## Listed entries
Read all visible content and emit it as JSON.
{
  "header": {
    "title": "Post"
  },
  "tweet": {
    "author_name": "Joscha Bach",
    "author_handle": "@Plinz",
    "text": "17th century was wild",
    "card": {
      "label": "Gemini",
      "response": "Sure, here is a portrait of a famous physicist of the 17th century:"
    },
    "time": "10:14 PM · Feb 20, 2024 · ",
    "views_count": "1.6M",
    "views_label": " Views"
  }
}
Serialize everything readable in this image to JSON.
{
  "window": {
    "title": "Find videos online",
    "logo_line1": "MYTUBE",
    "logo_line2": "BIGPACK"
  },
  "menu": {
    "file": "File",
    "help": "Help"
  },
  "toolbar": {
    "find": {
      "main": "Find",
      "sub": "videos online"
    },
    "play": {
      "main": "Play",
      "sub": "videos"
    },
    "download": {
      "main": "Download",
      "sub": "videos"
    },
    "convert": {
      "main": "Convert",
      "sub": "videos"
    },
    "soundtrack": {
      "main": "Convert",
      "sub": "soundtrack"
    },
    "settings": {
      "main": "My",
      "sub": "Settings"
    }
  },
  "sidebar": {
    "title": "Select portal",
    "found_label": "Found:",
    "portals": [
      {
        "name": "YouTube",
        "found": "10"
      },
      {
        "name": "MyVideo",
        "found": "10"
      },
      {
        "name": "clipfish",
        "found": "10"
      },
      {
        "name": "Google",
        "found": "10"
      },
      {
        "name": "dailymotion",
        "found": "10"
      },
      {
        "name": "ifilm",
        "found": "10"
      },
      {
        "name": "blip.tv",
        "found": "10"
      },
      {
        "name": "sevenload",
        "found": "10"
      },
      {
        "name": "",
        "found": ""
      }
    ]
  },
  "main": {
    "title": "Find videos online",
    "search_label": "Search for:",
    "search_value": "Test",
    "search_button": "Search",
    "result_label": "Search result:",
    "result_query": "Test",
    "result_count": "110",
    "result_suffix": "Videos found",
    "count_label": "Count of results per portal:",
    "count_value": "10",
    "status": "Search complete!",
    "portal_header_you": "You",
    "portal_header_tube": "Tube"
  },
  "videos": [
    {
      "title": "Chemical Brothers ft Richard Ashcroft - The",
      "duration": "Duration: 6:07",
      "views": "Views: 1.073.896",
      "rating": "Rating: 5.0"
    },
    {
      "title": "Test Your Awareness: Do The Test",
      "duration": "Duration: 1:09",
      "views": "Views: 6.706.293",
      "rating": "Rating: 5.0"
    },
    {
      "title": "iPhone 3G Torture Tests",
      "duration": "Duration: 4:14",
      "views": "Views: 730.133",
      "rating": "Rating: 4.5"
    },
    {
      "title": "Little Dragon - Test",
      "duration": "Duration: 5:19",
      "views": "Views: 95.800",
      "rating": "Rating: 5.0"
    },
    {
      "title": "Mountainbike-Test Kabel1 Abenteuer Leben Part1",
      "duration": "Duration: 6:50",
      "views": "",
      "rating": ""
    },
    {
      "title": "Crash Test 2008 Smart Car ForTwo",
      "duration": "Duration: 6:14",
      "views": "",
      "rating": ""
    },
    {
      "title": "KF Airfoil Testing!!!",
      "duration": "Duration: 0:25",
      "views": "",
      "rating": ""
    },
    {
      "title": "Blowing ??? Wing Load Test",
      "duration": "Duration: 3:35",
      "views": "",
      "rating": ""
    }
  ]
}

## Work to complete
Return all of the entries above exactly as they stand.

## Answer space
Read all visible content and emit it as JSON.
{
  "header": {
    "title": "Post"
  },
  "tweet": {
    "author_name": "Joscha Bach",
    "author_handle": "@Plinz",
    "text": "17th century was wild",
    "card": {
      "label": "Gemini",
      "response": "Sure, here is a portrait of a famous physicist of the 17th century:"
    },
    "time": "10:14 PM · Feb 20, 2024 · ",
    "views_count": "1.6M",
    "views_label": " Views"
  }
}
Serialize everything readable in this image to JSON.
{
  "window": {
    "title": "Find videos online",
    "logo_line1": "MYTUBE",
    "logo_line2": "BIGPACK"
  },
  "menu": {
    "file": "File",
    "help": "Help"
  },
  "toolbar": {
    "find": {
      "main": "Find",
      "sub": "videos online"
    },
    "play": {
      "main": "Play",
      "sub": "videos"
    },
    "download": {
      "main": "Download",
      "sub": "videos"
    },
    "convert": {
      "main": "Convert",
      "sub": "videos"
    },
    "soundtrack": {
      "main": "Convert",
      "sub": "soundtrack"
    },
    "settings": {
      "main": "My",
      "sub": "Settings"
    }
  },
  "sidebar": {
    "title": "Select portal",
    "found_label": "Found:",
    "portals": [
      {
        "name": "YouTube",
        "found": "10"
      },
      {
        "name": "MyVideo",
        "found": "10"
      },
      {
        "name": "clipfish",
        "found": "10"
      },
      {
        "name": "Google",
        "found": "10"
      },
      {
        "name": "dailymotion",
        "found": "10"
      },
      {
        "name": "ifilm",
        "found": "10"
      },
      {
        "name": "blip.tv",
        "found": "10"
      },
      {
        "name": "sevenload",
        "found": "10"
      },
      {
        "name": "",
        "found": ""
      }
    ]
  },
  "main": {
    "title": "Find videos online",
    "search_label": "Search for:",
    "search_value": "Test",
    "search_button": "Search",
    "result_label": "Search result:",
    "result_query": "Test",
    "result_count": "110",
    "result_suffix": "Videos found",
    "count_label": "Count of results per portal:",
    "count_value": "10",
    "status": "Search complete!",
    "portal_header_you": "You",
    "portal_header_tube": "Tube"
  },
  "videos": [
    {
      "title": "Chemical Brothers ft Richard Ashcroft - The",
      "duration": "Duration: 6:07",
      "views": "Views: 1.073.896",
      "rating": "Rating: 5.0"
    },
    {
      "title": "Test Your Awareness: Do The Test",
      "duration": "Duration: 1:09",
      "views": "Views: 6.706.293",
      "rating": "Rating: 5.0"
    },
    {
      "title": "iPhone 3G Torture Tests",
      "duration": "Duration: 4:14",
      "views": "Views: 730.133",
      "rating": "Rating: 4.5"
    },
    {
      "title": "Little Dragon - Test",
      "duration": "Duration: 5:19",
      "views": "Views: 95.800",
      "rating": "Rating: 5.0"
    },
    {
      "title": "Mountainbike-Test Kabel1 Abenteuer Leben Part1",
      "duration": "Duration: 6:50",
      "views": "",
      "rating": ""
    },
    {
      "title": "Crash Test 2008 Smart Car ForTwo",
      "duration": "Duration: 6:14",
      "views": "",
      "rating": ""
    },
    {
      "title": "KF Airfoil Testing!!!",
      "duration": "Duration: 0:25",
      "views": "",
      "rating": ""
    },
    {
      "title": "Blowing ??? Wing Load Test",
      "duration": "Duration: 3:35",
      "views": "",
      "rating": ""
    }
  ]
}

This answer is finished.